His honours thesis, which he completed in November, required him to develop a framework for valuation of the brand assets of a geographical region in Australia. This framework was applied to the Noosa region to value the brand name Noosa as part of a cooperative arrangement with the Noosa Shire Council.

• At the 11am ceremony, PhD student Jason Hall of the UQ Business School received his award. Mr Hall has developed a method to value tech stocks, a technique which legendary investor Warren Buffet said was not possible.

• Valedictorian at the 6pm ceremony at the UQ Centre for Business, Economics and Law Faculty graduates was Stephanie Cunningham, who graduated with First Class Honours in Business Management (with a major in marketing). Supervised by Professor Bettina Cornwell of the UQ Business School, her thesis focused on the managerial and strategic underpinnings of sponsorship, specifically looking at the extent to which sponsorship policy tailors corporate image.
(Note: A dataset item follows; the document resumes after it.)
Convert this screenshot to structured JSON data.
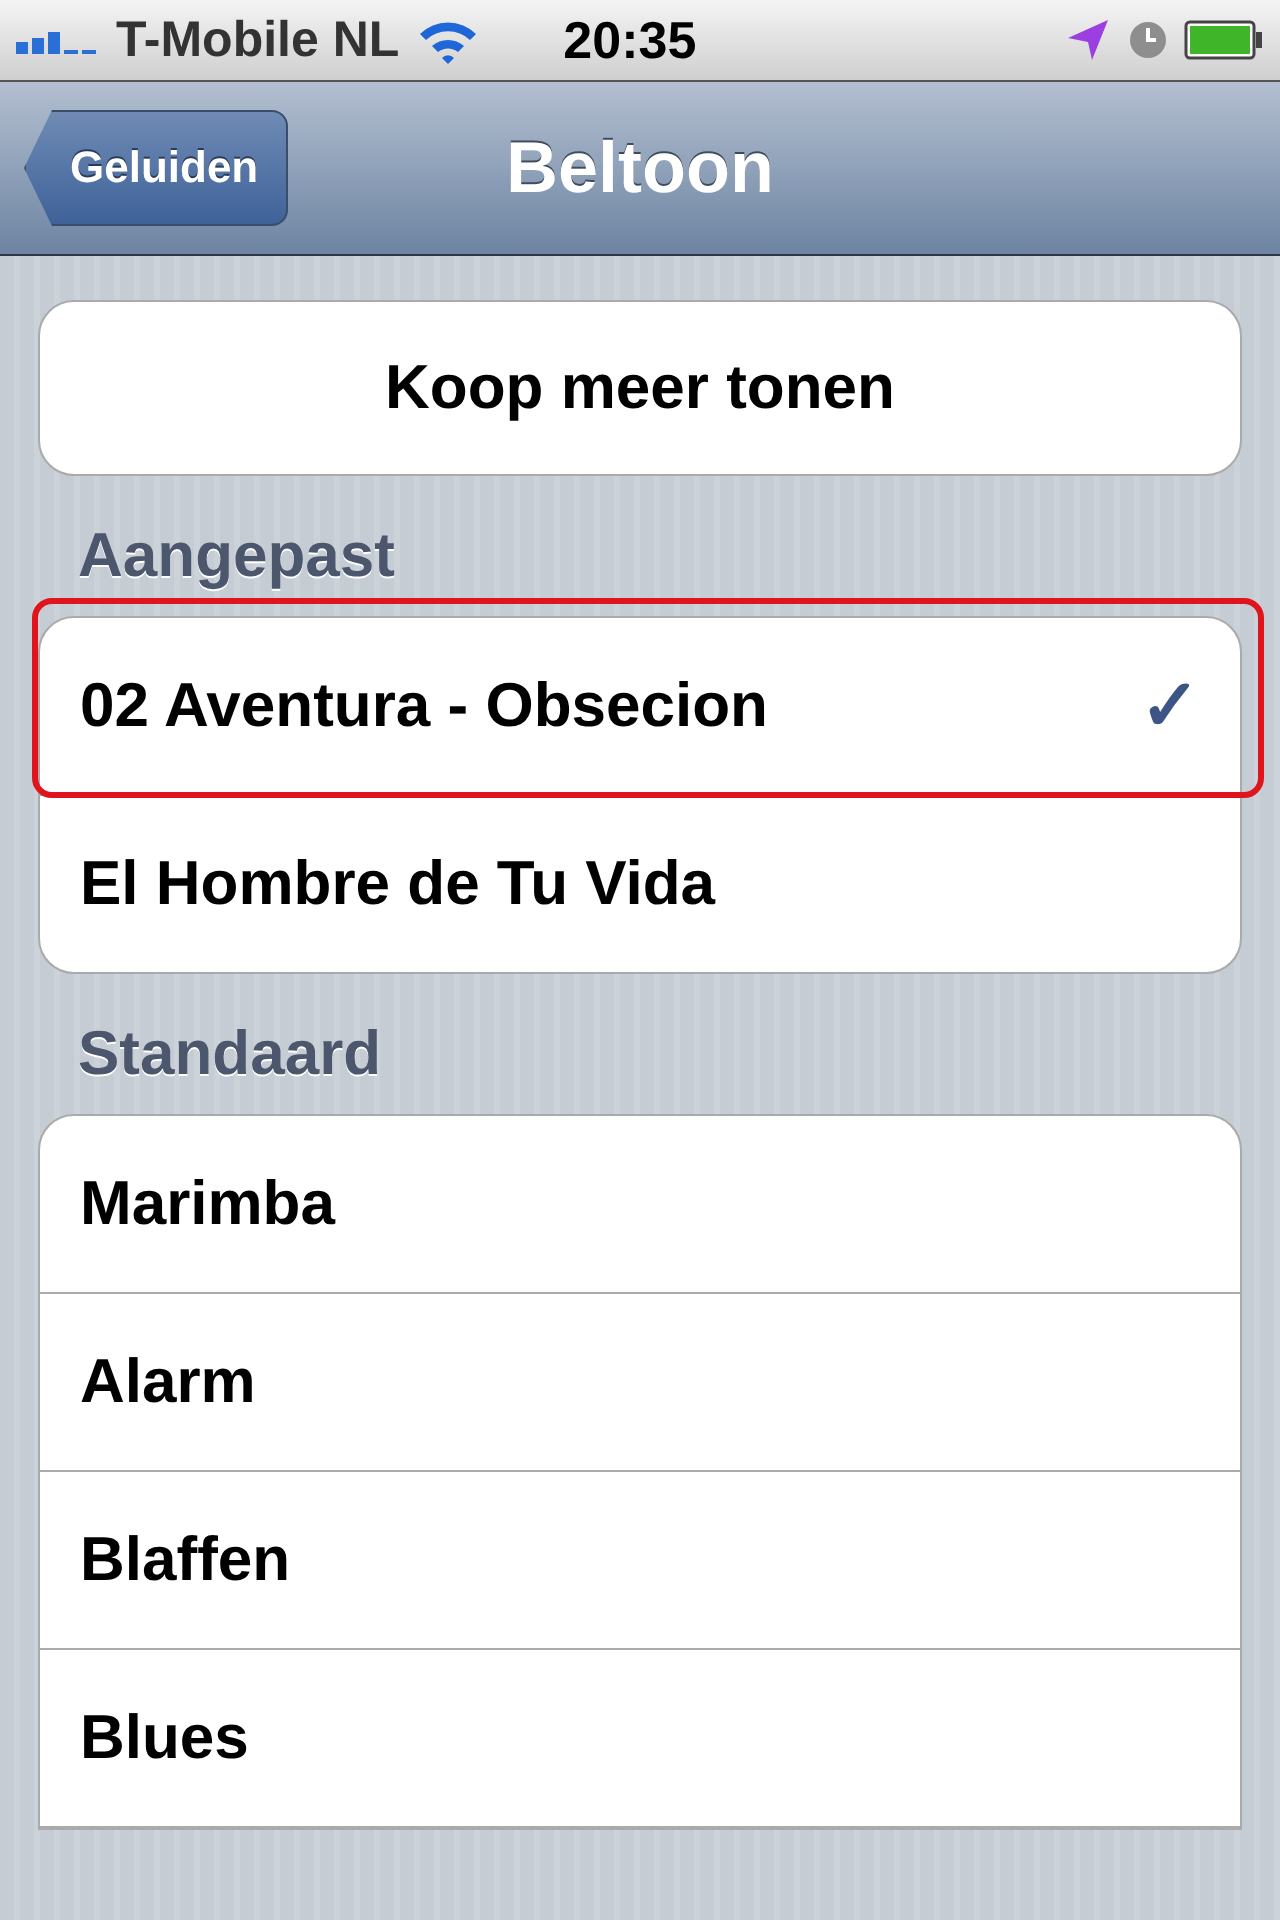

She is hoping to embark on a career involving both academia and strategic management consulting. Stephanie can be contacted on 0409 269 209.

• Graduates included UQ Business School PhD student Rose Wong who says commercialising research doesn’t necessarily mean abandoning the philosophy of the public good.

Dr Wong said commercialising new research results might seem to be incompatible with sharing knowledge freely for the common good.

“My research showed this isn’t an either/or choice,” she said.

“While some scientists in my study persisted in describing it as such, many others were able to accommodate both ideas.”

Dr Wong said her study focused on the impact and responses of government research institutions and the scientists who worked in them.

“There is an apparent conflict between the traditional ideas of publishing and sharing scientific research results and the need to protect potential intellectual property,” she said. “A patent will not be awarded if it can be proved that the research findings have been publicised.

“But in the research institutions that I studied – the Queensland Department of Primary Industries and the Commonwealth Scientific and Industrial Research Organisation – there is a deeply embedded scientific culture that demands publication of research findings. Internal reward structures tend to support the existing culture.”

Dr Wong said scientists were becoming more comfortable with the commercialisation imperative as their organisations became more proficient at managing the intellectual property (IP).

“Recently-trained scientists are more comfortable with the idea of commercialisation as a legitimate goal of publicly-funded research,” she said.

“The study shows that management has an important role in facilitating the transition to a more commercially oriented environment by removing obstacles such as inconsistencies in the reward structure, provision of training, and resources in the area of intellectual property.”

• Guest speaker at the 6pm ceremony was be Mr Barry O’Sullivan, a leadership coach with a blue chip clientele in the public and private sectors. You can listen to his speech by clicking here. Mr O’Sullivan has extensive experience in private sector roles with more than 20 years’ experience as a Big Five partner. His experience includes leading the Assurance Division of KPMG in Brisbane for the six years to 2001.

Media: Further information Jan King, telephone 0413 601 248. or Cathy Stacey, telephone 0434 074 372.